You must be moderately physically fit to do this climb. For me, it was an easy climb as I had done much tougher ones than this and I took 3 hours all in for this climb. But for those who are not used to climbing or walking uphill, certain sections of the climb will leave them breathless.
If you do need a breather, stop to take some photographs of the stunning scenery. There are places designated for a short break whereby you can sit down to have some snacks and drinks.
If you are terrible at directions, do not worry about getting lost. The trails are very obvious and you just need to follow the pack in front of you. Everyone is heading for one destination only. The trails are also marked with red paints on the rocks.
There are several signboards along the way showing the current location you are standing on. This signboard is telling you that you are in for a steep walk about 500 km ahead.
This part of the climb does look dangerous and tough but it’s do-able if you take your time to place your feet properly and slowly make your way up. In my opinion, this stretch is the most difficult going up and coming down as well. Walking sticks are of no use here because you will need your hands to position and support yourself. At times, I even went down on all fours to get over the bigger rocks.
Thank God the weather took a turn for the better and I knew I was almost there when I caught a glimpse of the fjord reaching out towards the mountains. There are two routes to approach the Pulpit Rock. Route 1 is on your left around a bend and onwards uphill. This way will bring you level with the top of the rock which means that you will be standing on the jutted rock itself. Route 2 is walking straight, make a right where you will have to walk upwards on a slight incline. This way will bring you above the Pulpit Rock for an overhead view. The best way to do it is to go straight up by Route 2 and later come down to take a memorable photo of you sitting at the edge of the iconic jutted rock … Cool! [ Tip : Still photographs cannot capture chattering teeth or legs trembling with fear! … hehehe ]
You have reached your destination when you hear exclamations of appreciation and awe all around you. It was indeed breathtaking and I made some new friends from Hong Kong and they were kind enough to take some photographs for me. This was the time and place for me to take out my prepacked sandwiches and my hot flask of coffee. With such a view in front of me, I had the most wonderful lunch on a famous mountain plateau facing a gorgeous canvas of fjords and mountains. Aaaah … what more could a girl ask for, eh? …… Umm.. well, maybe the presence of my husband beside me, to share this special moment with …

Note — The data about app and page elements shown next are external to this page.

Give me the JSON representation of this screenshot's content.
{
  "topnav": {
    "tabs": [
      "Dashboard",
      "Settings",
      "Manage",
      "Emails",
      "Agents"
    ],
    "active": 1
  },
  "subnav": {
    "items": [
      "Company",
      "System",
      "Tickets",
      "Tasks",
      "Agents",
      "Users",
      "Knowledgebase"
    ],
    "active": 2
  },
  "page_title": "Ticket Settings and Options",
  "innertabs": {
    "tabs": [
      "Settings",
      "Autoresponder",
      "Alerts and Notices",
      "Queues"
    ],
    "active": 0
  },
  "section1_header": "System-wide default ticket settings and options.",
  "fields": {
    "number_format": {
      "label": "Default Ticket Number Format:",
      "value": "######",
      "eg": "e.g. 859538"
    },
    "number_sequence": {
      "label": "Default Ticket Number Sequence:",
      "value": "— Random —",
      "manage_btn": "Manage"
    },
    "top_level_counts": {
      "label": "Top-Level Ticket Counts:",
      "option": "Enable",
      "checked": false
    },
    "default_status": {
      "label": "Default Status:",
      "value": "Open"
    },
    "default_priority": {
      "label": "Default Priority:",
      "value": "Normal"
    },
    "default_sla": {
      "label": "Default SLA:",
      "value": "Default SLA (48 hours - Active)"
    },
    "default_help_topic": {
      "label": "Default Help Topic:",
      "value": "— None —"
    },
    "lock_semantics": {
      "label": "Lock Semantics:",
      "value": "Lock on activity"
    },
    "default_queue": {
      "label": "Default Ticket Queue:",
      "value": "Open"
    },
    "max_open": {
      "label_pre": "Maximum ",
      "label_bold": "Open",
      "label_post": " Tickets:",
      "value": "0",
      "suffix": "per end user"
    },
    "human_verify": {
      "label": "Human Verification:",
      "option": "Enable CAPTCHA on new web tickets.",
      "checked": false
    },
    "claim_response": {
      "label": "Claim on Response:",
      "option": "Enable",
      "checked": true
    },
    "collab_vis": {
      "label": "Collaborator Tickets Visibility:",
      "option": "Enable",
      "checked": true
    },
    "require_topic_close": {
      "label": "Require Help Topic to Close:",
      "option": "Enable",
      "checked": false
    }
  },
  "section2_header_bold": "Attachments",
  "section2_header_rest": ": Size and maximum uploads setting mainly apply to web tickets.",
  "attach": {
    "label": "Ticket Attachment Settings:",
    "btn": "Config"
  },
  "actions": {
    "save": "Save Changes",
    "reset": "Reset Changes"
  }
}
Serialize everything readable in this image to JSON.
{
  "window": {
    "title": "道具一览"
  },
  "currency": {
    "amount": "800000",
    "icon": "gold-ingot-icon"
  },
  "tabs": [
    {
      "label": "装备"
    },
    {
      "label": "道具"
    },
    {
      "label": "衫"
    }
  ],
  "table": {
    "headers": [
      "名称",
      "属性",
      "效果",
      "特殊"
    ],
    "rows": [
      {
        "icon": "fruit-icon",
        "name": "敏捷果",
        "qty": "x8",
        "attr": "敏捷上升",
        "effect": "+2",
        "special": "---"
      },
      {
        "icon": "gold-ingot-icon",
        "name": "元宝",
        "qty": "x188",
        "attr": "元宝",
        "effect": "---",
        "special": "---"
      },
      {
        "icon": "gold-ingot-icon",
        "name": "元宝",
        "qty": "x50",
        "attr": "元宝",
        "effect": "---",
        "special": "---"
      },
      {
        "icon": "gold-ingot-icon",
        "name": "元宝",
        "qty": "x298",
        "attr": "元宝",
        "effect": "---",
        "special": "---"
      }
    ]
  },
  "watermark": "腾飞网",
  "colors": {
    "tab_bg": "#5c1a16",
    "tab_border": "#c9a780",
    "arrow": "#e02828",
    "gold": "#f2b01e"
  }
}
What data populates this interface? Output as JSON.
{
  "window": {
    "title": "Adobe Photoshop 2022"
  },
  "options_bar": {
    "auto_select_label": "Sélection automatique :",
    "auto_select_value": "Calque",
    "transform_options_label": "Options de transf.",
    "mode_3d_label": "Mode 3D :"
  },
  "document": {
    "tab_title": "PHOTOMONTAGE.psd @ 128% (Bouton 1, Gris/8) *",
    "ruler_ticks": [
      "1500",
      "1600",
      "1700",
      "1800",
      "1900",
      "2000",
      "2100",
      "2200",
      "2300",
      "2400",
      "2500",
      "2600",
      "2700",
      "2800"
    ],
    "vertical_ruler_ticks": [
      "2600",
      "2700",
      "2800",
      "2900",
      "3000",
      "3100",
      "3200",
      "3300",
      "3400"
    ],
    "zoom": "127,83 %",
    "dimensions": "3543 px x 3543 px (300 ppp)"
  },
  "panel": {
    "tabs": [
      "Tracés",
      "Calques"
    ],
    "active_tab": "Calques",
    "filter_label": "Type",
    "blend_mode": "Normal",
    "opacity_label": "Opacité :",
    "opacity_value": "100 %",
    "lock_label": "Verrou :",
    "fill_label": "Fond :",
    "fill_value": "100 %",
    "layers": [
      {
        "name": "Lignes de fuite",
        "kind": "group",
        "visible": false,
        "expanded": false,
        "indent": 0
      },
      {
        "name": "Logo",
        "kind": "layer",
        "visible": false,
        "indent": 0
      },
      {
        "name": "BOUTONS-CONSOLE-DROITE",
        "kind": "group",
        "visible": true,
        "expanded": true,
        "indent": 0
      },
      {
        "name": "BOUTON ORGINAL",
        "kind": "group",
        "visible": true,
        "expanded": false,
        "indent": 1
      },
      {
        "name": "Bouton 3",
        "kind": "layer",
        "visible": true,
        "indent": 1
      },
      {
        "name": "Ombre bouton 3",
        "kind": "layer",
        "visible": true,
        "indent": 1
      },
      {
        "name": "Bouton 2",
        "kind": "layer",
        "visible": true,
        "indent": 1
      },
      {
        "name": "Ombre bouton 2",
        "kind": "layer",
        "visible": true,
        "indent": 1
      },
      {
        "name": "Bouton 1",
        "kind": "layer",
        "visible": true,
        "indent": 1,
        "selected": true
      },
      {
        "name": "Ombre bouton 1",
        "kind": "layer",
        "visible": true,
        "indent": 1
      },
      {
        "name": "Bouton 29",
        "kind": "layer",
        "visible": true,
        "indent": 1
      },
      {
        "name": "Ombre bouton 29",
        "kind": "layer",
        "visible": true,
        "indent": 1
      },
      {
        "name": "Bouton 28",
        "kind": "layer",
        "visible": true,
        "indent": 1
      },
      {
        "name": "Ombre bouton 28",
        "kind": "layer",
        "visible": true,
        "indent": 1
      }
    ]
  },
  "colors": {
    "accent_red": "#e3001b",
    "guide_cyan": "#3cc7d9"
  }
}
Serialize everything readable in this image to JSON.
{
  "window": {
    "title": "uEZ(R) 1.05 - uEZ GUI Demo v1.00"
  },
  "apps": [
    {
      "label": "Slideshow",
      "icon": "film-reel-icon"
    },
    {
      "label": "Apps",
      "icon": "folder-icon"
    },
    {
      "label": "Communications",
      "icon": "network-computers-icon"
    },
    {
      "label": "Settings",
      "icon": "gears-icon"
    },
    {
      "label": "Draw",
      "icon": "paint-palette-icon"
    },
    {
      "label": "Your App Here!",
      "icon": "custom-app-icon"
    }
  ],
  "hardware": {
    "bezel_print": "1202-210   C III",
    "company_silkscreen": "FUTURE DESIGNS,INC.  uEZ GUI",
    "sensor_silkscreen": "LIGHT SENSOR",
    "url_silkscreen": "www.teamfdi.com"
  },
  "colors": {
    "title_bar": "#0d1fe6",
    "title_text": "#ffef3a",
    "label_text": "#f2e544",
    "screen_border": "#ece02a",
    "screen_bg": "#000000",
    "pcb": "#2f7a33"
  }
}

Reluctantly, after an hour, I tore my eyes away from the spectacular view and began my descent. As I was concentrating so much on getting to the Pulpit Rock as fast as I could, on the return leg, I went down in a more relaxed manner. I began to notice beautiful lakes framed by trees and mountains. A Danish couple and I started to walk together and it was nice exchanging “oohs” and “aahs” at the sight of the beautiful landscapes.
WHEN TO GO
The main season, whereby transportation is most convenient for those who are travelling independently, is between April to September. The rest of the months will be considered low season and weather can be pretty erratic. The trail may be slippery and it gets dark quickly. If you have to travel during the low season, it is advisable to check on the weather conditions.
There are many ways to visit the Pulpit Rock. You can join a tour, rent a car or even take a helicopter ride to see it from way above. Whichever way you choose, you will not regret walking up the stony trail to see for yourself the magnificent view. I don’t think any photographs can do it justice.